Now that you have determined your consumption and your state’s ratio, you can simply divide your consumption in kWh by the solar production ratio, and then divide that number by the wattage of the panels that you intend to use.
For example, let’s say you use 11,000 kWh per year, the production ratio of your location is 1.5, and you plan to use 250-watt panels.
Calculation: 11,000 / 1.15 = 9565 and 7,333 / 250 = 38.26 solar panels
If you round to 38 panels, that should cover your annual energy consumption. This translates to a solar energy system that is roughly 7.5 kW.
Determine Usable Roof Area
Now that you know how many solar panels you need to cover your annual energy consumption, you need to make sure that there is room on your roof to hold that many panels. The amount of room required depends also on how efficient your solar panels are. To produce the same amount of energy, high-efficiency solar panels require less space than medium efficiency panels, which require less space than low-efficiency panels.
Generally, every 5 kW of solar panels requires about 250 square foot of roof space, plus or minus based on efficiency. For our 7.5 kW sample system that we calculated above, that means you would need around 375 square feet of south-facing roof surface that is not shaded by trees or other structures.
How-To Be More Accurate?
As we outlined above, you can get a good estimate of the number of solar panels you’ll need simply by calculating your annual energy consumption and determining the solar production ratio for your location.
However, the best way to find out exactly how many solar panels you would need is to contact us at Sunbridge Solar for a free consultation. Our experts will ask you a series of questions to formulate a professional estimate of both the size of the solar energy system that would be necessary as well as a cost estimate for installing it.
Is Solar Energy Worth It?
It certainly is, and you don’t have to live in a super sunny area either to save money. Obviously, the more sun you get, the more efficient your solar system, but you can still produce plenty of power in less sunny locations by using higher efficiency panels or increasing the size of your solar array by adding more panels.
Frequently Asked Questions
To wrap up, let’s answer some common questions we get asked a lot.

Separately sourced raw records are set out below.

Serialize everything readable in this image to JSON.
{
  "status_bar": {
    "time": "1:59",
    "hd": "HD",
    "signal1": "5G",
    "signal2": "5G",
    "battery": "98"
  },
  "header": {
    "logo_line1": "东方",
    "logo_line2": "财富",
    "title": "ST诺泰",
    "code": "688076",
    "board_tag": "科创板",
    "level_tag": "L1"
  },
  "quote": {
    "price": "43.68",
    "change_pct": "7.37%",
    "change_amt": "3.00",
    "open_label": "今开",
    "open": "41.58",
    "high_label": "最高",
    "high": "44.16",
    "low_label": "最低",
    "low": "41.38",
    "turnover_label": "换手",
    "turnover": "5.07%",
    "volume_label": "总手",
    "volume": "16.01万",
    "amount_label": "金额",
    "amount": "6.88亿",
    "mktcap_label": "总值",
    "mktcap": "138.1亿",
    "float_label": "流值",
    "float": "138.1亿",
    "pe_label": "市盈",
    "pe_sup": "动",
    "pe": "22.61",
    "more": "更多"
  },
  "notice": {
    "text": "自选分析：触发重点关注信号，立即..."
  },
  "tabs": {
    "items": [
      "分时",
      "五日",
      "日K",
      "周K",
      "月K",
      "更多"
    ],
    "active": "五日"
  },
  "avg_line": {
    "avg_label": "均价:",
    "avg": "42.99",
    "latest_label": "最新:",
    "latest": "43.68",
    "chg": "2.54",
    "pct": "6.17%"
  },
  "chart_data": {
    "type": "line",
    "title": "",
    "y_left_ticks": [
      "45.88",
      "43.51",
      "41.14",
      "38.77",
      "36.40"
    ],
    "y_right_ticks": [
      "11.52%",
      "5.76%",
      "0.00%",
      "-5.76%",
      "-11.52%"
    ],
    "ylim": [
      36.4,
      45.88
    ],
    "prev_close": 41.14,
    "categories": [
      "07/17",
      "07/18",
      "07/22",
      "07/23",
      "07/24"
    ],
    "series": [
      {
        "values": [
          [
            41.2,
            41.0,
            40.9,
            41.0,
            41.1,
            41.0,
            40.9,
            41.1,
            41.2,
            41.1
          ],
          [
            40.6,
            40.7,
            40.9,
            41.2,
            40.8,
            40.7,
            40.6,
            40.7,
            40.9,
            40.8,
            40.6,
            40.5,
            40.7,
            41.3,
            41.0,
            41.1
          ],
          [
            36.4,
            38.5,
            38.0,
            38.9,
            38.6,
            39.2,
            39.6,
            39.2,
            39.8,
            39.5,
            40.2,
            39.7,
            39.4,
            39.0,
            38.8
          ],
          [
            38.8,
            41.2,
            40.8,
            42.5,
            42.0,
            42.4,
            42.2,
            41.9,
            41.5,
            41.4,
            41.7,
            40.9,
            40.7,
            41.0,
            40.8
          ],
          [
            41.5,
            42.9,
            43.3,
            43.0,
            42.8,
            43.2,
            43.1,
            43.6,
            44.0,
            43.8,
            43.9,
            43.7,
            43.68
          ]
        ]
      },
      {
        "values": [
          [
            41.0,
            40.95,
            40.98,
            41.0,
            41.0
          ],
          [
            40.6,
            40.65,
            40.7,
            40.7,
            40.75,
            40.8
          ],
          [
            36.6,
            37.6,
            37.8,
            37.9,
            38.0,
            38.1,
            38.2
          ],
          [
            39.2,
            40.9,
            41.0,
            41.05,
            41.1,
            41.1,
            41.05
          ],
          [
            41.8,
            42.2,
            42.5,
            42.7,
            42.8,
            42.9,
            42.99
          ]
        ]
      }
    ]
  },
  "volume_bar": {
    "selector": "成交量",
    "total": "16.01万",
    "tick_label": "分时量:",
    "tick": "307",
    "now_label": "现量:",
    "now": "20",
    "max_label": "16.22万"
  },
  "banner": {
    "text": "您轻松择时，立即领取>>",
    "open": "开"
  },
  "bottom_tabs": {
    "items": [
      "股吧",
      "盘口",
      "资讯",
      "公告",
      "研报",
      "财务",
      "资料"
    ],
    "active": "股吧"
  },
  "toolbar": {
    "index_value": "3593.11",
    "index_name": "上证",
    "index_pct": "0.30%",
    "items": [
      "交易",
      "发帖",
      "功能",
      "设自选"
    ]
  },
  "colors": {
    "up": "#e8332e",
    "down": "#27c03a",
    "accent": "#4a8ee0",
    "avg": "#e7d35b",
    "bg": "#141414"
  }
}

As we’ve covered above, the square footage of your home isn’t relevant to the calculation of how many solar panels you need - rather, it depends on your annual energy consumption. Check your utility bill and use the calculations we’ve outlined earlier in this article to determine the right number of panels for your home.
While this depends on several factors including your location and the size of panels you install, you will need roughly 24 250-watt panels to produce 1,000 kWh each month.

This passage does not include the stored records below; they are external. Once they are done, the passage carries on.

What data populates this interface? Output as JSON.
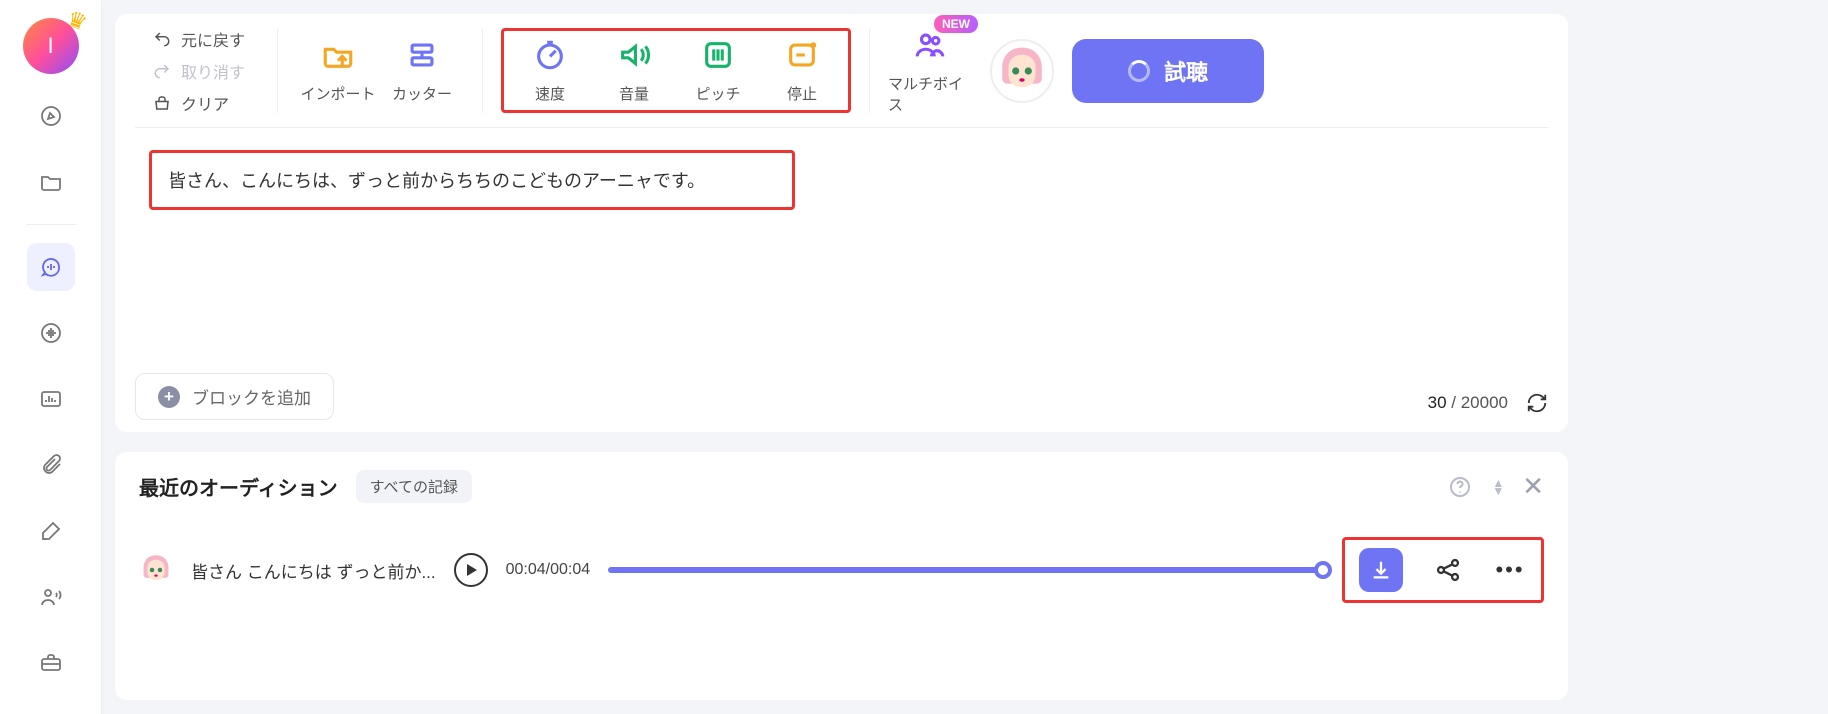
{
  "user": {
    "initial": "I"
  },
  "sidebar": {
    "activeIndex": 2
  },
  "toolbar": {
    "undo": "元に戻す",
    "redo": "取り消す",
    "clear": "クリア",
    "import": "インポート",
    "cutter": "カッター",
    "speed": "速度",
    "volume": "音量",
    "pitch": "ピッチ",
    "stop": "停止",
    "multivoice": "マルチボイス",
    "new_badge": "NEW",
    "listen": "試聴"
  },
  "editor": {
    "text": "皆さん、こんにちは、ずっと前からちちのこどものアーニャです。",
    "add_block": "ブロックを追加",
    "count_current": "30",
    "count_max": "20000"
  },
  "audition": {
    "title": "最近のオーディション",
    "tab_all": "すべての記録",
    "items": [
      {
        "text": "皆さん こんにちは ずっと前か...",
        "time_current": "00:04",
        "time_total": "00:04"
      }
    ]
  }
}
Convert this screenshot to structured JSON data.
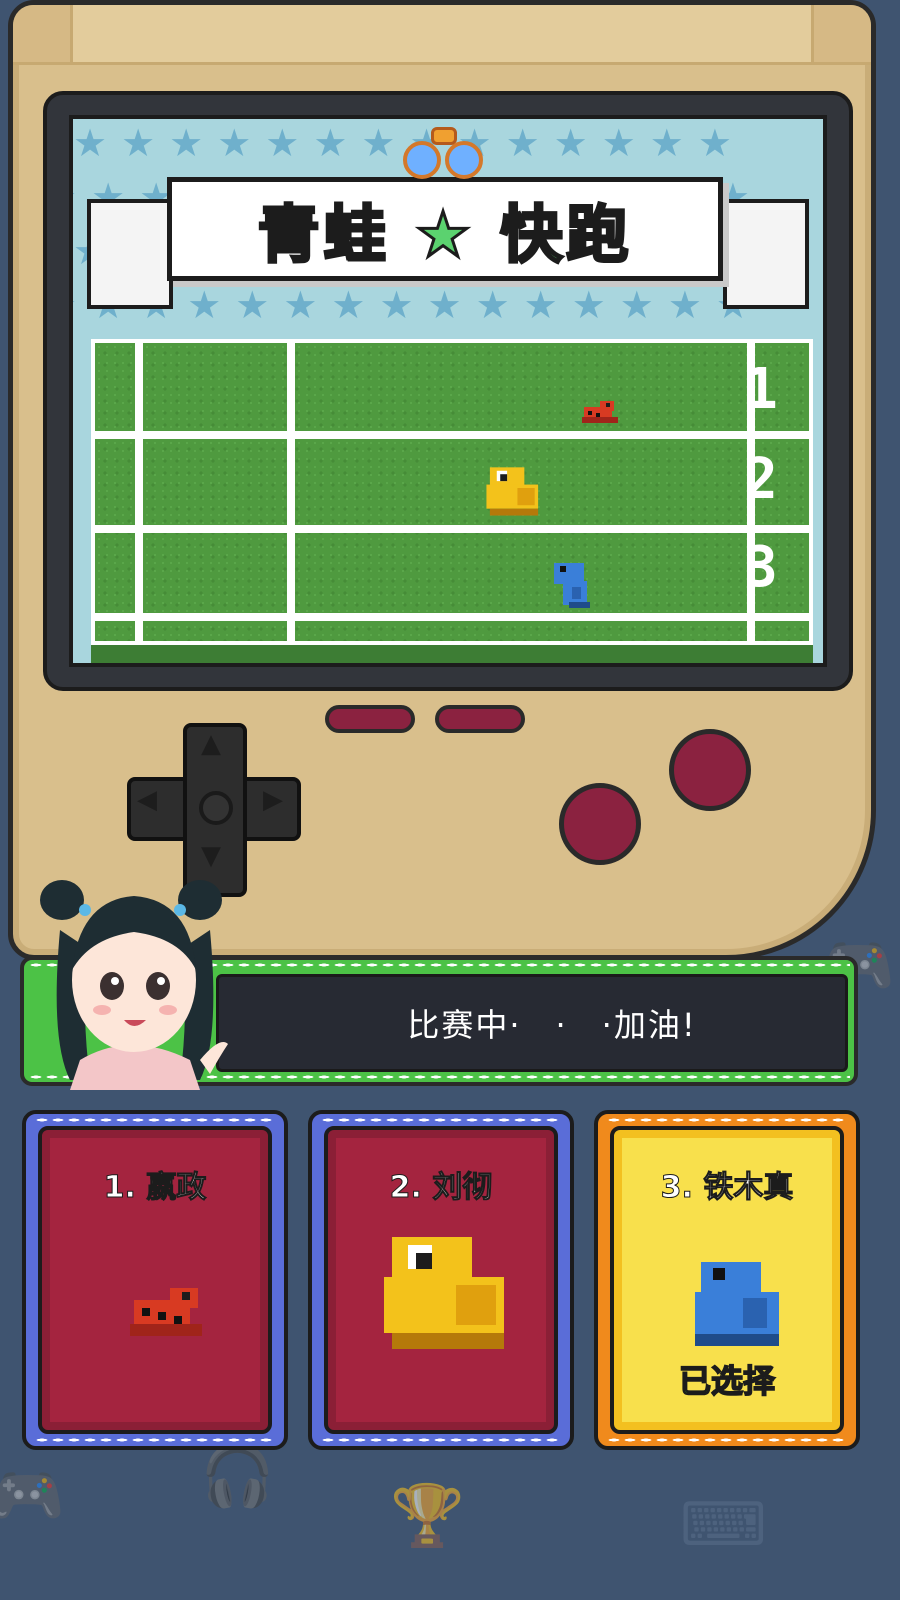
{
  "game": {
    "title": "青蛙 ★ 快跑"
  },
  "race": {
    "lanes": [
      {
        "number": "1",
        "frog": "red-frog",
        "color": "#d83a22",
        "progress": 0.7
      },
      {
        "number": "2",
        "frog": "yellow-frog",
        "color": "#f3c21b",
        "progress": 0.58
      },
      {
        "number": "3",
        "frog": "blue-frog",
        "color": "#3a7fd9",
        "progress": 0.66
      }
    ]
  },
  "commentary": {
    "message": "比赛中·　·　·加油!"
  },
  "contestants": [
    {
      "label": "1. 嬴政",
      "frog": "red-frog",
      "color": "#d83a22",
      "selected": false,
      "status": ""
    },
    {
      "label": "2. 刘彻",
      "frog": "yellow-frog",
      "color": "#f3c21b",
      "selected": false,
      "status": ""
    },
    {
      "label": "3. 铁木真",
      "frog": "blue-frog",
      "color": "#3a7fd9",
      "selected": true,
      "status": "已选择"
    }
  ],
  "colors": {
    "console": "#d9bf8c",
    "screen_bg": "#a9d6de",
    "track_green": "#4f9a3f",
    "button_red": "#8b2240",
    "card_red": "#a4243f",
    "card_yellow": "#f8e04c",
    "selected_text": "#38c234"
  }
}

Somewhere between 20 and 35 panels will power the average United States home. But we can’t stress this enough - it all depends on what your average annual energy consumption looks like and how much sun you get. If you only use $50 worth of electricity in a month you’d need a significantly smaller system than your neighbor that is using $250.
Different states have different requirements about how close to the edge of your roof you can install solar panels and what types of fire access walkways you need to build in, but in general, every 5 kW of power requires about 250 square feet of roof space. Keep in mind that this number changes based on the efficiency of your panels.
Again, it depends on what your energy consumption will be. If you plan to run all the same appliances that you do in your grid-tied home, you can calculate the number of panels you’ll need for your off-grid home.
However, you may want to add extra panels to offset the lack of backup grid power. When there is no sun for an extended time period, you’ll have no power at all at your off-grid home unless you have a hefty battery system.